Human Rights Day 2019
On Human Rights Day (December 10), we celebrate the anniversary of the General Assembly’s adoption of the Universal Declaration of Human Rights (UDHR) in 1948. This momentous document sets out fundamental universal human rights, that are to be protected worldwide, regardless of race, ethnicity or culture.
At the United Nations, I attended an event hosted by the United Nations Office of the High Commissioner on Human Rights (OHCHR) titled ‘Celebrating Human Rights Day: Youth standing up for human rights.’ In his introductory remarks, Andrew Gilmour (Assistant Secretary-General) spoke to the “sustained and sometimes ferocious pushback against the entire global human rights agenda that we haven’t seen before.” In his address, he highlighted growing ‘hate speech and prejudice’ towards migrants and minorities. During a later panel discussion consisting of youth delegates, panelist Fatou “Toufah” Jallow, a 23 year old activist from The Gambia, spoke about the sexual violence she experienced. She detailed having to leave her home country temporarily to retain her safety before she was able to seek justice and return.
According to the UN’s Department of Economic and Social Affairs (UNDESA), today there are an estimated 272 million international migrants globally. ‘Whilst not all migrants are inherently vulnerable, many are vulnerable to human rights violations’ (UNDESA). Many migrants are forced to move for various reasons; governmental oppression, war, famine, climate change, to seek better employment or educational opportunities. The list goes on. Of the 272 million international migrants, 2019 datasets indicating one in seven are below the age of 20, with Sub-Saharan Africa hosting the highest proportions followed by Latin America and the Caribbean, West Africa and North Africa. At these age groups, the dangers of human rights violations are exponentially increased due to; disruptions of education, food insecurity, sexual violence just to name a few.
During the 41st session of the Human Rights Council this year, the report submitted by the Special Rapporteur on the Human Rights of Migrants, Felipe González Morales, highlighted the need for migration to be understood as a “gendered phenomenon”, enabling member states to better protect the rights of migrant women and girls from gender-based discrimination, abuse and violations at each stage of their journey.

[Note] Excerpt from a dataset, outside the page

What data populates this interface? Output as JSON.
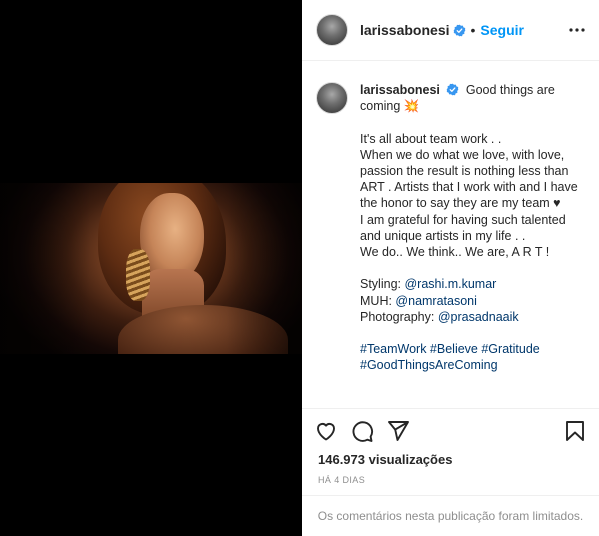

In 2017, the Church Council of the Evangelical Lutheran Church in America adopted a social message on Human Rights, advocating for the “staggering number of God’s children that have not experienced this advancement [of human rights].” As Christians, we all have a common identity as children of a loving God, who calls us to reflect his love outwards, acting in compassion for our fellow neighbor. The Evangelical Lutheran Church in America (ELCA) and Lutheran World Federation (LWF) see migrants as humans, as people most in need of our compassion both as individuals and as a community. These organizations work with migrants from all around the world with aide, respect and inclusivity. We are called to embrace all migrants as they flee from dangerous situations or seek out a better life for themselves and their loved ones.
In support of their rights, at the Lutheran Office for World Community (joint ministry of both ELCA & LWF), we attend various UN processes as part of the NGO Committee on Migration and the Civil Society Action Committee, monitor UN events and meetings on Migration and advocate for policies at the UN that will afford these migrants the life of dignity and freedom they deserve.
Written by Rebecca Anderson, Lutheran Office for World Community.